It had Mark Richt looking back on his playing days (1978-82) at Miami — some of which were wet and dangerous, without a place to seek shelter from storms.
“In my day we just kept going,’’ he said. “We felt for the guy who was filming [practice] in the filming tower, like, ‘Could we at least let him come down?’’’
Under the roof of the 83,000-square-foot building, Richt pointed to his future office, which will be suspended in the air over a shortened side practice field. He will be able to view all Miami’s practice fields, indoor and outdoor, from his windows and a balcony that goes outside.
Recruits, naturally, will be able to join him.
UM senior associate athletics director Jesse Marks said the school has raised $33.6 million of a $34 million goal, the balance of which will allow for finishing touches such as a video board. Marks led the tour, along with project superintendent Carlos Padron, of Lemartec.
Padron said the building will have 56 feet of vertical clearance for kicking and punting. Garage-style doors will allow for seamless transition from the grass fields to indoor turf fields when inclement weather arrives.
At present, lightning in the area sends Miami players to a gym, where they change from cleats to sneakers, wasting valuable practice time. No longer, once the building opens in late July.
Richt said his team will try to practice outside as much as possible. But an indoor session here and there will help both bodies and natural grass fields stay fresh.

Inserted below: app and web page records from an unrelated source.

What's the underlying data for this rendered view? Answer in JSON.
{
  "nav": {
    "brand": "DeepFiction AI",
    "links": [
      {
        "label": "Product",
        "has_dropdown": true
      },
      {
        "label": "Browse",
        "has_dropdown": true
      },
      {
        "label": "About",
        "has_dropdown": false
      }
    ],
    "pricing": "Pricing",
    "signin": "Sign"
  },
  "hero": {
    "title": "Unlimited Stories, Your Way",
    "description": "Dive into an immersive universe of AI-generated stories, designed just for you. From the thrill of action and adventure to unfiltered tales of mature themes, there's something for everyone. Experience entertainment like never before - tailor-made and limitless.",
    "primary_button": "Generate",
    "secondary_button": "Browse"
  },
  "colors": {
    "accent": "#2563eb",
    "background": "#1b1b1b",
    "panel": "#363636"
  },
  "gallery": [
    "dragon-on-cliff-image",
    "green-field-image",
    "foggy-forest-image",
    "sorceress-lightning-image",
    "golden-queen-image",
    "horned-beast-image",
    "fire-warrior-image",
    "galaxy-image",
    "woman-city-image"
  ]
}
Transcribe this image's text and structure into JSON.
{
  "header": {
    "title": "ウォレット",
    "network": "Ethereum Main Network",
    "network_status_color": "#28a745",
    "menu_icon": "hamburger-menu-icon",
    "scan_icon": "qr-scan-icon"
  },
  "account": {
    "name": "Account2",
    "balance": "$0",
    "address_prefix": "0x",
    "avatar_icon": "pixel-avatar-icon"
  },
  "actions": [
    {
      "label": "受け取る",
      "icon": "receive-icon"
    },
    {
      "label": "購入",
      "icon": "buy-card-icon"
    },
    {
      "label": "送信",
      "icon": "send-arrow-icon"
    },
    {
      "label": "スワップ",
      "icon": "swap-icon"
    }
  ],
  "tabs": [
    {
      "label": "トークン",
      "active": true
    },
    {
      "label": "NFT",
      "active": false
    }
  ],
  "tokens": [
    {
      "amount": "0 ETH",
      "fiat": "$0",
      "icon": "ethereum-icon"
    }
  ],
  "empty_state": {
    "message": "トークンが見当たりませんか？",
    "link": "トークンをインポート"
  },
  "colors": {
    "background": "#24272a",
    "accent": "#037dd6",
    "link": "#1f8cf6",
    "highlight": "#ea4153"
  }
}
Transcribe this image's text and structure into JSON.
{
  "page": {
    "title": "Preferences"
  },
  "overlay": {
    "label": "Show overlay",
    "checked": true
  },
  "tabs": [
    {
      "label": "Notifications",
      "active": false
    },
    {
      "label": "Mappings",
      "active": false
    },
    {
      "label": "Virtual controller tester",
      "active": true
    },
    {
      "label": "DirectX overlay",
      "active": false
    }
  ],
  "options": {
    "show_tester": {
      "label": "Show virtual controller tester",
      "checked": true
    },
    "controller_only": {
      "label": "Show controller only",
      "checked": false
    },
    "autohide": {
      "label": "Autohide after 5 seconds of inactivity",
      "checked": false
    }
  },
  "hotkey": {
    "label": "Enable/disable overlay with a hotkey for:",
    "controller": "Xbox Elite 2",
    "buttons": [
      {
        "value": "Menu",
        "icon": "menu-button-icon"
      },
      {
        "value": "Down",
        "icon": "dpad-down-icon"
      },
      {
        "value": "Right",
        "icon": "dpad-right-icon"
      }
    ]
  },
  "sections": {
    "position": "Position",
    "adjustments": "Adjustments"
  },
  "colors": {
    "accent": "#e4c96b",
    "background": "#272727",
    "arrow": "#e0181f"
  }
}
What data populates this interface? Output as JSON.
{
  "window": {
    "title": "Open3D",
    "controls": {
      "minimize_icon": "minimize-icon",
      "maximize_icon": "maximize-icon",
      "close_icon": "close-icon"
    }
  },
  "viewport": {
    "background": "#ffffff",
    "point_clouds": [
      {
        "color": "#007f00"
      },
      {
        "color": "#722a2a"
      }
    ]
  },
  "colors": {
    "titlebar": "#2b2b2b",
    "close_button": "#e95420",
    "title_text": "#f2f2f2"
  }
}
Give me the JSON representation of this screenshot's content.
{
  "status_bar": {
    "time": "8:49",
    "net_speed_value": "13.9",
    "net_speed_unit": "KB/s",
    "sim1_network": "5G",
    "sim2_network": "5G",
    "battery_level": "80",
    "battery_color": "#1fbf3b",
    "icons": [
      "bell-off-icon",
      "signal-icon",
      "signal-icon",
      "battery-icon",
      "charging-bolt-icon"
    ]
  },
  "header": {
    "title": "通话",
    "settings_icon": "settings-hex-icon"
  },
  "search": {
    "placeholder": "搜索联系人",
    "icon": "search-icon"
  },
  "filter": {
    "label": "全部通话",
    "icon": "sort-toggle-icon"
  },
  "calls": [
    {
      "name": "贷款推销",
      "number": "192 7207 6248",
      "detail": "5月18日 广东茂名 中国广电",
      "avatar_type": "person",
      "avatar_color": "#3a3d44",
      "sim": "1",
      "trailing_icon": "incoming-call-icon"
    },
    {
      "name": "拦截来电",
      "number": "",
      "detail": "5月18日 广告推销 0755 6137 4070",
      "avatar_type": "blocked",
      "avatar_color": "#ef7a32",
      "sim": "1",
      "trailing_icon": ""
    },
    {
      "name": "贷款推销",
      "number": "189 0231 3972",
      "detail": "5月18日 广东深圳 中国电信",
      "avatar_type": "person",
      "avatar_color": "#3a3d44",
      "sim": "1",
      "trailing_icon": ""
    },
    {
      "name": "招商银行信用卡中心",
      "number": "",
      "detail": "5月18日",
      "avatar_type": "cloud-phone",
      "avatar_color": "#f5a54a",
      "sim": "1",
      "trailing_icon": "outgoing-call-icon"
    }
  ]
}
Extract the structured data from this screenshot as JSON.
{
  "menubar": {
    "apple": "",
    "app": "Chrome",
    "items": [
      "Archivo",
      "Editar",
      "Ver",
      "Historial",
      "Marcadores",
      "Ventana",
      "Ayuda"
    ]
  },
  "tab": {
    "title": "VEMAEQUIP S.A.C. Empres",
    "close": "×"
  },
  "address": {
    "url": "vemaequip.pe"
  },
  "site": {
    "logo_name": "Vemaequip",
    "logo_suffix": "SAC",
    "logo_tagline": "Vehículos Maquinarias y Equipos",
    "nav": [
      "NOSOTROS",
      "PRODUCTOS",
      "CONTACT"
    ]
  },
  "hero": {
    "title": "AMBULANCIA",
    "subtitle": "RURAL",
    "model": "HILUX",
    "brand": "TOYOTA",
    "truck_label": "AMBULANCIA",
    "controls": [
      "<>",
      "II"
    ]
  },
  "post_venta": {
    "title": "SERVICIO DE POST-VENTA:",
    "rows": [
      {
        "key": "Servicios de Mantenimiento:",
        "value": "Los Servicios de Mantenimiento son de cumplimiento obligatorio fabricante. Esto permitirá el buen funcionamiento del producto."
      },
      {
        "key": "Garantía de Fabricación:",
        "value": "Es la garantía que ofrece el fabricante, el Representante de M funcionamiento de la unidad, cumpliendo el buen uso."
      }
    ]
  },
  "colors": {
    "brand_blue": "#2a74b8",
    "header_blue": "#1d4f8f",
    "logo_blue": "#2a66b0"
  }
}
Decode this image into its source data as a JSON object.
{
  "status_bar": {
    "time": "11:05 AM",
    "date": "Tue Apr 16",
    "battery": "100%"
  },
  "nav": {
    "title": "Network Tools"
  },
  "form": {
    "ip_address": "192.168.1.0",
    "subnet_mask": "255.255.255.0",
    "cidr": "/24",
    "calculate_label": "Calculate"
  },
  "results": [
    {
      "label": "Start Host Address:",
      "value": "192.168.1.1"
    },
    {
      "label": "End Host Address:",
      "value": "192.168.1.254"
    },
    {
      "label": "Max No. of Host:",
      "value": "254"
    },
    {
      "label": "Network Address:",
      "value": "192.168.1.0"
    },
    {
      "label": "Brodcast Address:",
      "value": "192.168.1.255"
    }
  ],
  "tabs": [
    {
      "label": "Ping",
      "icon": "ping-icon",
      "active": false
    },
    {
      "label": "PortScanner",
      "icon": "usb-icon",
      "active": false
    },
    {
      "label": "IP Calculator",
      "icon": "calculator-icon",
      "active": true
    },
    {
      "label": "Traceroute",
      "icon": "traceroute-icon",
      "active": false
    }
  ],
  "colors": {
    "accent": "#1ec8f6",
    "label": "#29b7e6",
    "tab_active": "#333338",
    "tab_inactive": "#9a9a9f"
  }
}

“There will be moments we might even flex (warm up) in there and then come out and practice,” Richt said. “Or, say we’re in camp and it’s 95 [degrees] and 95-[percent] humidity every day for five days in a row. They’re depleting their electrolytes, they’re getting drained completely, they are getting washed out. Day four or five maybe we go inside and we just help them stay fresh.
“Because a fatigued group of guys can also pull muscles. They can get injured.’’
Like Richt, cornerbacks coach Mike Rumph was used to spartan facilities during his Miami career (1998-2001). He called the new facility “a dream come true.”
“My second year here, they kept promising us this new gym,” he said. “I thought it was a recruiting trick. It really came in my second year and it kind of gave us a feel of who we were, and we got a better recruiting class coming after me. I think this indoor is doing the same thing. It’s going to help us recruit and have better practices.”
Richt, who pledged $1 million of his own cash to the project, has been showing recruits renderings of the new building. Soon, he’ll happily give them tours.
“The whole world kept moving and we kind of stood still for a second,” Richt said of UM, one of a handful of major-college teams without their own indoor practice facility. “Now we’re cranking up again and everybody knows it.”